* _Directions_
Look for the string "days" in the listing below, then copy every line that has it.

* _Records_
****************

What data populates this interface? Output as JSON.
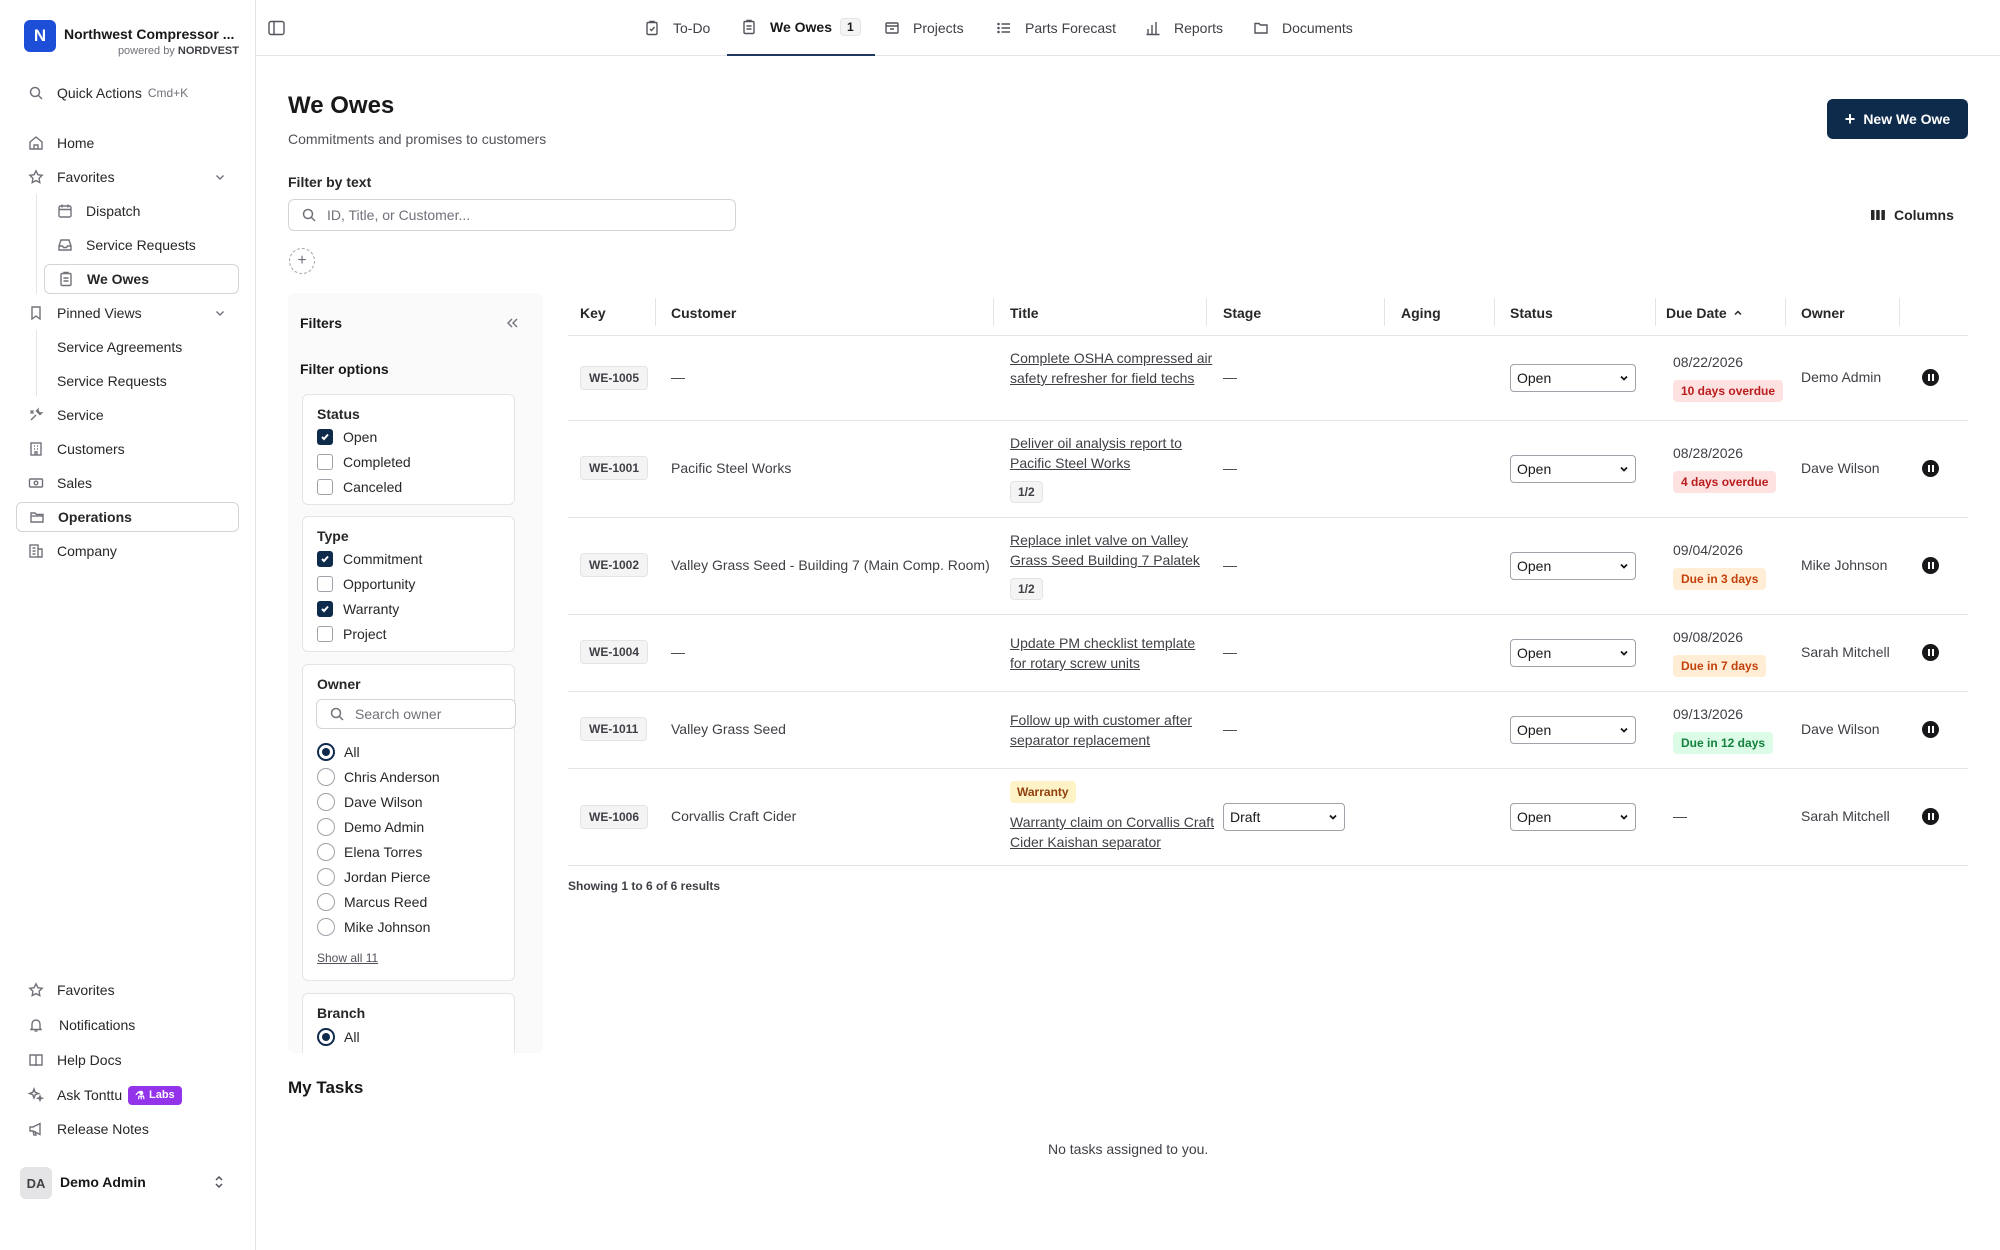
{
  "brand": {
    "logo_letter": "N",
    "name": "Northwest Compressor ...",
    "powered_prefix": "powered by",
    "powered_brand": "NORDVEST"
  },
  "sidebar": {
    "quick_actions": "Quick Actions",
    "quick_actions_kbd": "Cmd+K",
    "home": "Home",
    "favorites": "Favorites",
    "favorites_items": [
      "Dispatch",
      "Service Requests",
      "We Owes"
    ],
    "pinned_views": "Pinned Views",
    "pinned_items": [
      "Service Agreements",
      "Service Requests"
    ],
    "service": "Service",
    "customers": "Customers",
    "sales": "Sales",
    "operations": "Operations",
    "company": "Company",
    "bottom": {
      "favorites": "Favorites",
      "notifications": "Notifications",
      "help": "Help Docs",
      "ask": "Ask Tonttu",
      "labs": "Labs",
      "release": "Release Notes"
    },
    "user": {
      "initials": "DA",
      "name": "Demo Admin"
    }
  },
  "topnav": {
    "tabs": [
      "To-Do",
      "We Owes",
      "Projects",
      "Parts Forecast",
      "Reports",
      "Documents"
    ],
    "we_owes_count": "1"
  },
  "page": {
    "title": "We Owes",
    "subtitle": "Commitments and promises to customers",
    "new_button": "New We Owe",
    "filter_label": "Filter by text",
    "filter_placeholder": "ID, Title, or Customer...",
    "columns": "Columns"
  },
  "filters": {
    "title": "Filters",
    "options_title": "Filter options",
    "status": {
      "label": "Status",
      "options": [
        "Open",
        "Completed",
        "Canceled"
      ]
    },
    "type": {
      "label": "Type",
      "options": [
        "Commitment",
        "Opportunity",
        "Warranty",
        "Project"
      ]
    },
    "owner": {
      "label": "Owner",
      "placeholder": "Search owner",
      "options": [
        "All",
        "Chris Anderson",
        "Dave Wilson",
        "Demo Admin",
        "Elena Torres",
        "Jordan Pierce",
        "Marcus Reed",
        "Mike Johnson"
      ],
      "show_all": "Show all 11"
    },
    "branch": {
      "label": "Branch",
      "options": [
        "All"
      ]
    }
  },
  "table": {
    "headers": [
      "Key",
      "Customer",
      "Title",
      "Stage",
      "Aging",
      "Status",
      "Due Date",
      "Owner"
    ],
    "rows": [
      {
        "key": "WE-1005",
        "customer": "—",
        "title": "Complete OSHA compressed air safety refresher for field techs",
        "stage": "—",
        "status": "Open",
        "due": "08/22/2026",
        "due_note": "10 days overdue",
        "owner": "Demo Admin"
      },
      {
        "key": "WE-1001",
        "customer": "Pacific Steel Works",
        "title": "Deliver oil analysis report to Pacific Steel Works",
        "sub": "1/2",
        "stage": "—",
        "status": "Open",
        "due": "08/28/2026",
        "due_note": "4 days overdue",
        "owner": "Dave Wilson"
      },
      {
        "key": "WE-1002",
        "customer": "Valley Grass Seed - Building 7 (Main Comp. Room)",
        "title": "Replace inlet valve on Valley Grass Seed Building 7 Palatek",
        "sub": "1/2",
        "stage": "—",
        "status": "Open",
        "due": "09/04/2026",
        "due_note": "Due in 3 days",
        "owner": "Mike Johnson"
      },
      {
        "key": "WE-1004",
        "customer": "—",
        "title": "Update PM checklist template for rotary screw units",
        "stage": "—",
        "status": "Open",
        "due": "09/08/2026",
        "due_note": "Due in 7 days",
        "owner": "Sarah Mitchell"
      },
      {
        "key": "WE-1011",
        "customer": "Valley Grass Seed",
        "title": "Follow up with customer after separator replacement",
        "stage": "—",
        "status": "Open",
        "due": "09/13/2026",
        "due_note": "Due in 12 days",
        "owner": "Dave Wilson"
      },
      {
        "key": "WE-1006",
        "customer": "Corvallis Craft Cider",
        "badge": "Warranty",
        "title": "Warranty claim on Corvallis Craft Cider Kaishan separator",
        "stage": "Draft",
        "status": "Open",
        "due": "—",
        "owner": "Sarah Mitchell"
      }
    ],
    "results": "Showing 1 to 6 of 6 results"
  },
  "tasks": {
    "title": "My Tasks",
    "empty": "No tasks assigned to you."
  },
  "colors": {
    "primary": "#0f2b4c",
    "brand": "#1d4ed8",
    "labs": "#9333ea",
    "overdue": "#b91c1c",
    "soon": "#c2410c",
    "ok": "#15803d"
  }
}
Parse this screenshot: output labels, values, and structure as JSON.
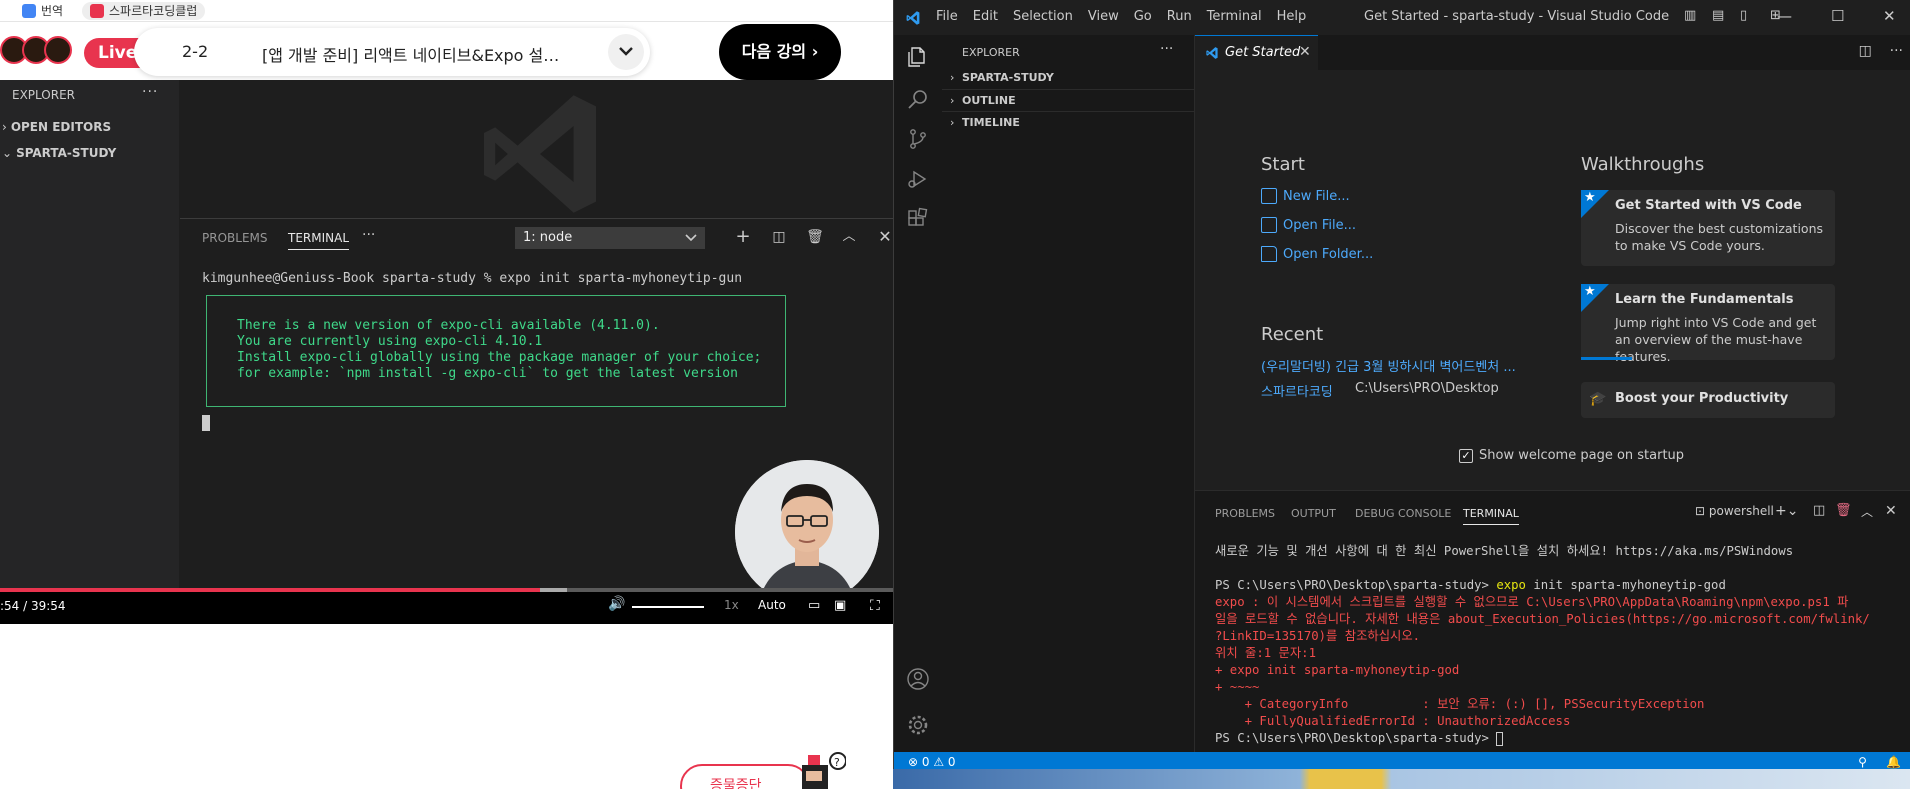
{
  "browser": {
    "bookmarks": [
      {
        "label": "번역",
        "color": "#4285f4"
      },
      {
        "label": "스파르타코딩클럽",
        "color": "#e8344e"
      }
    ],
    "live_label": "Live",
    "lecture": {
      "number": "2-2",
      "title": "[앱 개발 준비] 리액트 네이티브&Expo 설…"
    },
    "next_button": "다음 강의 ›",
    "report_button": "증물증단"
  },
  "video": {
    "explorer_header": "EXPLORER",
    "open_editors": "OPEN EDITORS",
    "workspace": "SPARTA-STUDY",
    "panel_tabs": [
      "PROBLEMS",
      "TERMINAL"
    ],
    "terminal_select": "1: node",
    "prompt": "kimgunhee@Geniuss-Book sparta-study % expo init sparta-myhoneytip-gun",
    "box_lines": [
      "There is a new version of expo-cli available (4.11.0).",
      "You are currently using expo-cli 4.10.1",
      "Install expo-cli globally using the package manager of your choice;",
      "for example: `npm install -g expo-cli` to get the latest version"
    ],
    "time": ":54 /   39:54",
    "progress_played": 0.605,
    "progress_buffered": 0.635,
    "speed": "1x",
    "quality": "Auto"
  },
  "vscode": {
    "menu": [
      "File",
      "Edit",
      "Selection",
      "View",
      "Go",
      "Run",
      "Terminal",
      "Help"
    ],
    "window_title": "Get Started - sparta-study - Visual Studio Code",
    "sidebar": {
      "header": "EXPLORER",
      "sections": [
        "SPARTA-STUDY",
        "OUTLINE",
        "TIMELINE"
      ]
    },
    "tab": "Get Started",
    "welcome": {
      "start_heading": "Start",
      "start_links": [
        "New File...",
        "Open File...",
        "Open Folder..."
      ],
      "recent_heading": "Recent",
      "recent": [
        {
          "name": "(우리말더빙) 긴급 3월 빙하시대 벽어드벤처 ...",
          "path": ""
        },
        {
          "name": "스파르타코딩",
          "path": "C:\\Users\\PRO\\Desktop"
        }
      ],
      "walkthroughs_heading": "Walkthroughs",
      "walkthroughs": [
        {
          "title": "Get Started with VS Code",
          "desc": "Discover the best customizations to make VS Code yours.",
          "progress": 0
        },
        {
          "title": "Learn the Fundamentals",
          "desc": "Jump right into VS Code and get an overview of the must-have features.",
          "progress": 0.2
        },
        {
          "title": "Boost your Productivity",
          "desc": "",
          "progress": 0
        }
      ],
      "startup_checkbox": "Show welcome page on startup"
    },
    "panel": {
      "tabs": [
        "PROBLEMS",
        "OUTPUT",
        "DEBUG CONSOLE",
        "TERMINAL"
      ],
      "shell": "powershell",
      "lines": [
        {
          "text": "새로운 기능 및 개선 사항에 대 한 최신 PowerShell을 설치 하세요! https://aka.ms/PSWindows",
          "cls": ""
        },
        {
          "text": "",
          "cls": ""
        },
        {
          "text": "PS C:\\Users\\PRO\\Desktop\\sparta-study> ",
          "cls": "",
          "cmd": "expo init sparta-myhoneytip-god"
        },
        {
          "text": "expo : 이 시스템에서 스크립트를 실행할 수 없으므로 C:\\Users\\PRO\\AppData\\Roaming\\npm\\expo.ps1 파",
          "cls": "err"
        },
        {
          "text": "일을 로드할 수 없습니다. 자세한 내용은 about_Execution_Policies(https://go.microsoft.com/fwlink/",
          "cls": "err"
        },
        {
          "text": "?LinkID=135170)를 참조하십시오.",
          "cls": "err"
        },
        {
          "text": "위치 줄:1 문자:1",
          "cls": "err"
        },
        {
          "text": "+ expo init sparta-myhoneytip-god",
          "cls": "err"
        },
        {
          "text": "+ ~~~~",
          "cls": "err"
        },
        {
          "text": "    + CategoryInfo          : 보안 오류: (:) [], PSSecurityException",
          "cls": "err"
        },
        {
          "text": "    + FullyQualifiedErrorId : UnauthorizedAccess",
          "cls": "err"
        },
        {
          "text": "PS C:\\Users\\PRO\\Desktop\\sparta-study> ",
          "cls": "",
          "cursor": true
        }
      ]
    },
    "status": {
      "problems": "⊗ 0 ⚠ 0"
    }
  }
}
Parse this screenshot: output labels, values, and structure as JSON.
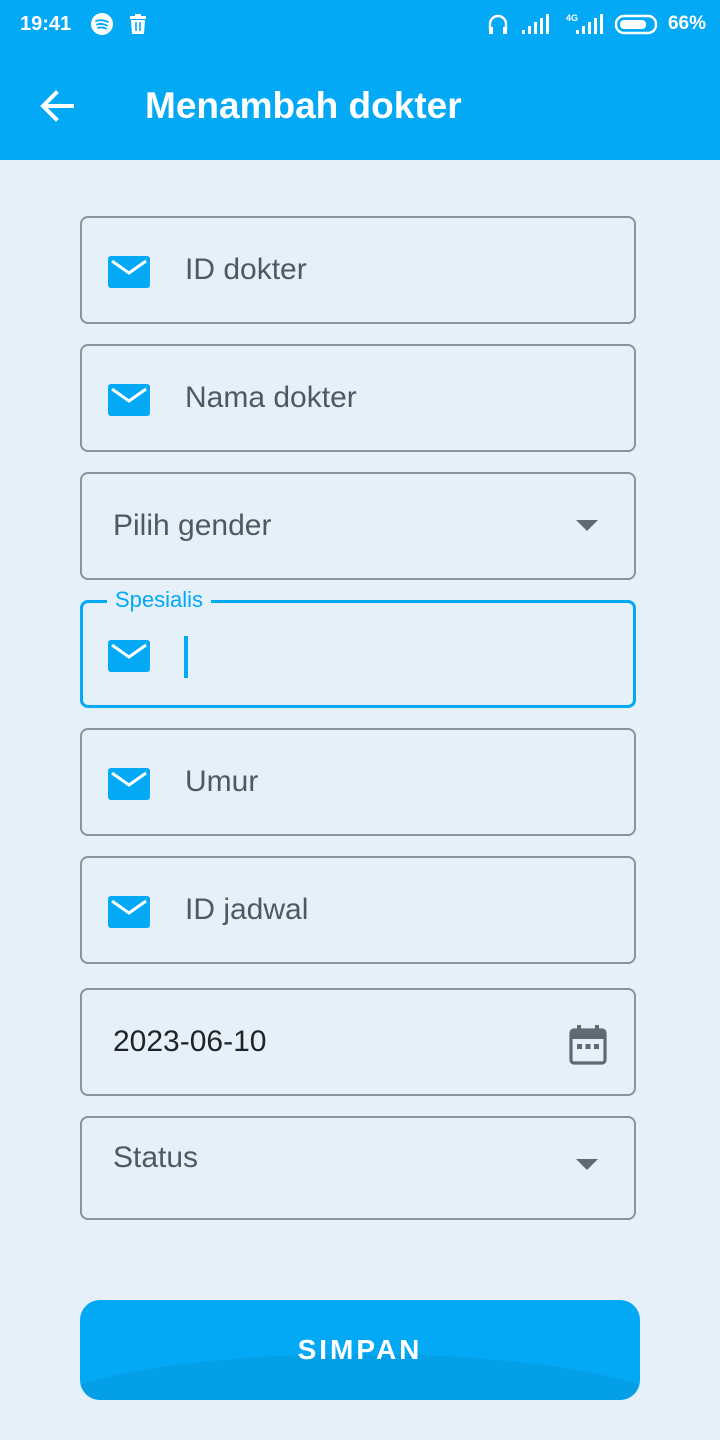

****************

* _Your response_
        "due_note": "10 days overdue",
        "due_note": "4 days overdue",
        "due_note": "Due in 3 days",
        "due_note": "Due in 7 days",
        "due_note": "Due in 12 days",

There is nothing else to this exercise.